### [Records for this exercise]
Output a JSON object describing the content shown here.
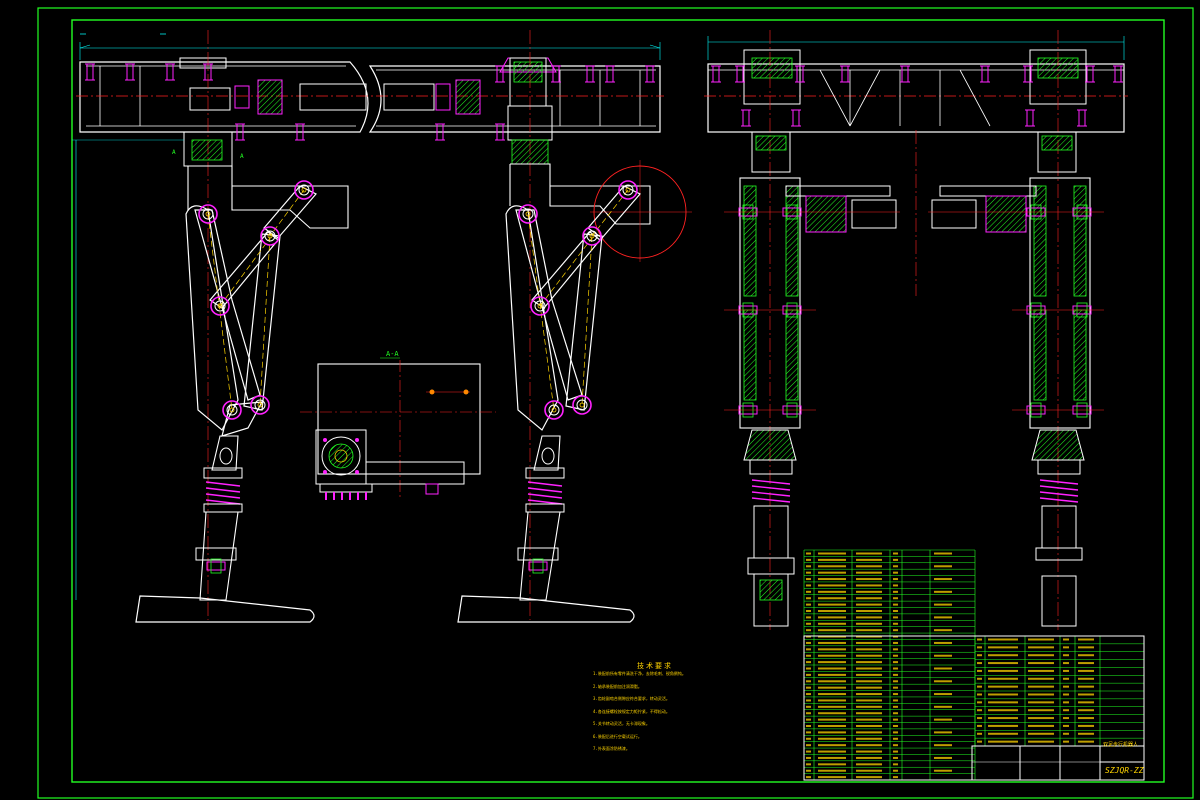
{
  "drawing": {
    "section_label": "A-A",
    "section_marker": "A",
    "tech_title": "技术要求",
    "tech_notes": [
      "1.装配前所有零件清洗干净，去除毛刺、锐角倒钝。",
      "2.轴承装配前加注润滑脂。",
      "3.齿轮副啮合侧隙应符合要求，转动灵活。",
      "4.各连接螺栓按规定力矩拧紧，不得松动。",
      "5.关节转动灵活，无卡滞现象。",
      "6.装配后进行空载试运行。",
      "7.外表面涂防锈漆。"
    ],
    "title_block": {
      "drawing_name": "双足步行机器人",
      "drawing_code": "SZJQR-ZZ"
    }
  },
  "colors": {
    "background": "#000000",
    "frame": "#22ff22",
    "outline": "#ffffff",
    "centerline": "#ff2222",
    "fastener": "#ff22ff",
    "hatch": "#22ff22",
    "dimension": "#00ffff",
    "text": "#ffd400"
  }
}
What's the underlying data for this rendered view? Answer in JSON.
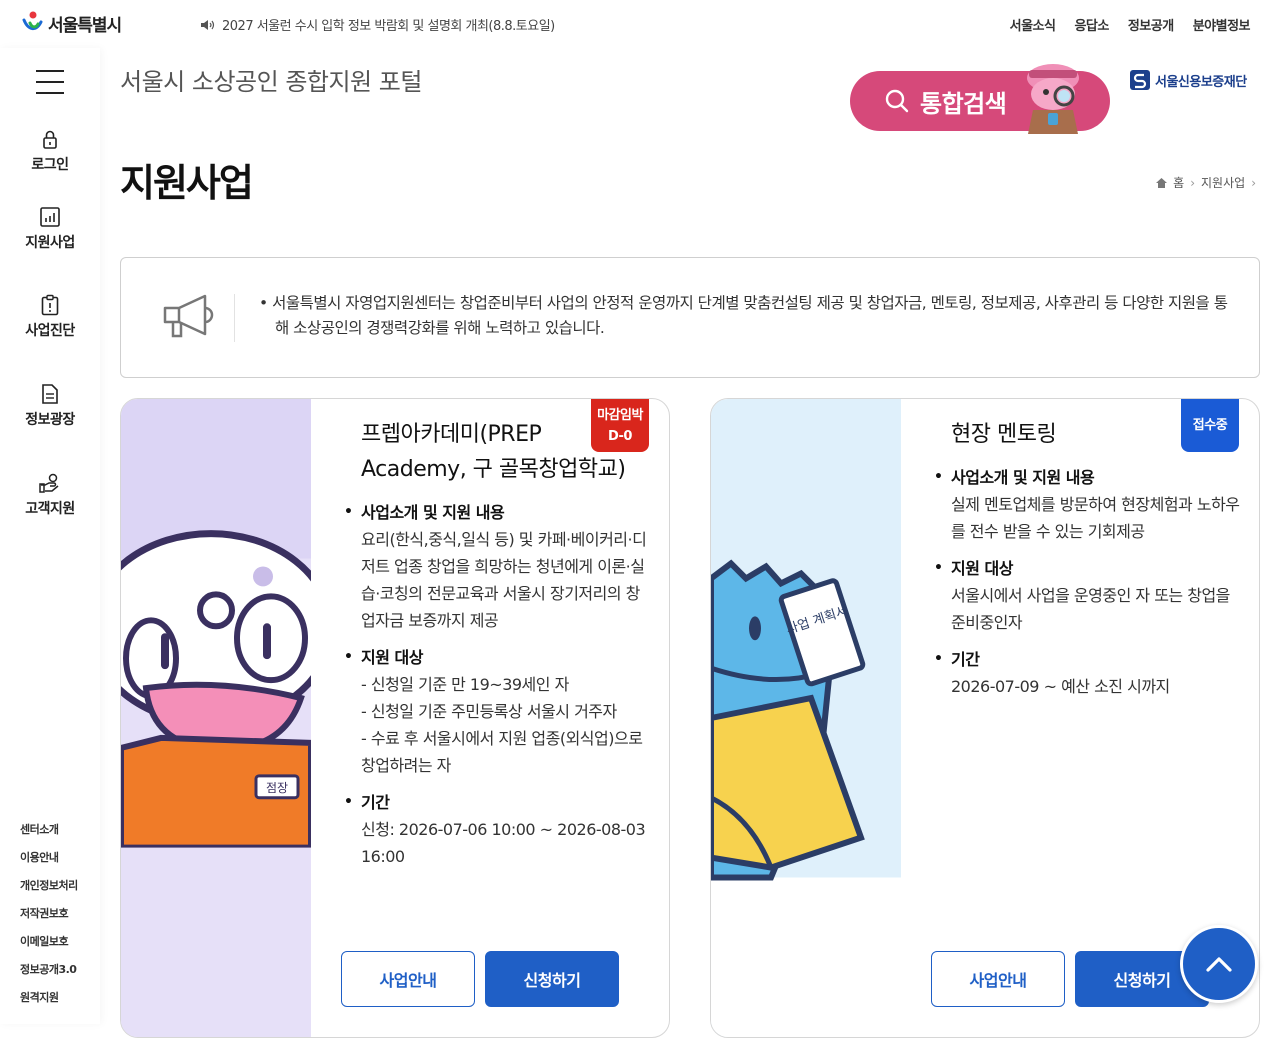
{
  "header": {
    "logo_text": "서울특별시",
    "notice": "2027 서울런 수시 입학 정보 박람회 및 설명회 개최(8.8.토요일)",
    "links": [
      "서울소식",
      "응답소",
      "정보공개",
      "분야별정보"
    ]
  },
  "sidebar": {
    "items": [
      {
        "label": "로그인",
        "icon": "lock-icon"
      },
      {
        "label": "지원사업",
        "icon": "chart-icon"
      },
      {
        "label": "사업진단",
        "icon": "clipboard-icon"
      },
      {
        "label": "정보광장",
        "icon": "document-icon"
      },
      {
        "label": "고객지원",
        "icon": "handshake-icon"
      }
    ],
    "footer_links": [
      "센터소개",
      "이용안내",
      "개인정보처리",
      "저작권보호",
      "이메일보호",
      "정보공개3.0",
      "원격지원"
    ]
  },
  "site": {
    "title": "서울시 소상공인 종합지원 포털",
    "search_label": "통합검색",
    "partner": "서울신용보증재단",
    "accent": "#d6497a"
  },
  "page": {
    "title": "지원사업",
    "breadcrumb": [
      "홈",
      "지원사업"
    ]
  },
  "notice": {
    "text": "서울특별시 자영업지원센터는 창업준비부터 사업의 안정적 운영까지 단계별 맞춤컨설팅 제공 및 창업자금, 멘토링, 정보제공, 사후관리 등 다양한 지원을 통해 소상공인의 경쟁력강화를 위해 노력하고 있습니다."
  },
  "cards": [
    {
      "title": "프렙아카데미(PREP Academy, 구 골목창업학교)",
      "badge_line1": "마감임박",
      "badge_line2": "D-0",
      "sec1_head": "사업소개 및 지원 내용",
      "sec1_text": "요리(한식,중식,일식 등) 및 카페·베이커리·디저트 업종 창업을 희망하는 청년에게 이론·실습·코칭의 전문교육과 서울시 장기저리의 창업자금 보증까지 제공",
      "sec2_head": "지원 대상",
      "sec2_lines": [
        "- 신청일 기준 만 19~39세인 자",
        "- 신청일 기준 주민등록상 서울시 거주자",
        "- 수료 후 서울시에서 지원 업종(외식업)으로 창업하려는 자"
      ],
      "sec3_head": "기간",
      "sec3_text": "신청: 2026-07-06 10:00 ~ 2026-08-03 16:00",
      "btn_info": "사업안내",
      "btn_apply": "신청하기",
      "mascot_tag": "점장"
    },
    {
      "title": "현장 멘토링",
      "badge": "접수중",
      "sec1_head": "사업소개 및 지원 내용",
      "sec1_text": "실제 멘토업체를 방문하여 현장체험과 노하우를 전수 받을 수 있는 기회제공",
      "sec2_head": "지원 대상",
      "sec2_text": "서울시에서 사업을 운영중인 자 또는 창업을 준비중인자",
      "sec3_head": "기간",
      "sec3_text": "2026-07-09 ~ 예산 소진 시까지",
      "btn_info": "사업안내",
      "btn_apply": "신청하기",
      "mascot_sign": "사업 계획서"
    }
  ],
  "colors": {
    "primary_blue": "#1f5fc6",
    "badge_red": "#d9261c",
    "badge_blue": "#1a5bd6"
  }
}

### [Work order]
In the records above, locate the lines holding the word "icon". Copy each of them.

### [Solution for this exercise]
        "icon": "lock-icon"
        "icon": "chart-icon"
        "icon": "clipboard-icon"
        "icon": "document-icon"
        "icon": "handshake-icon"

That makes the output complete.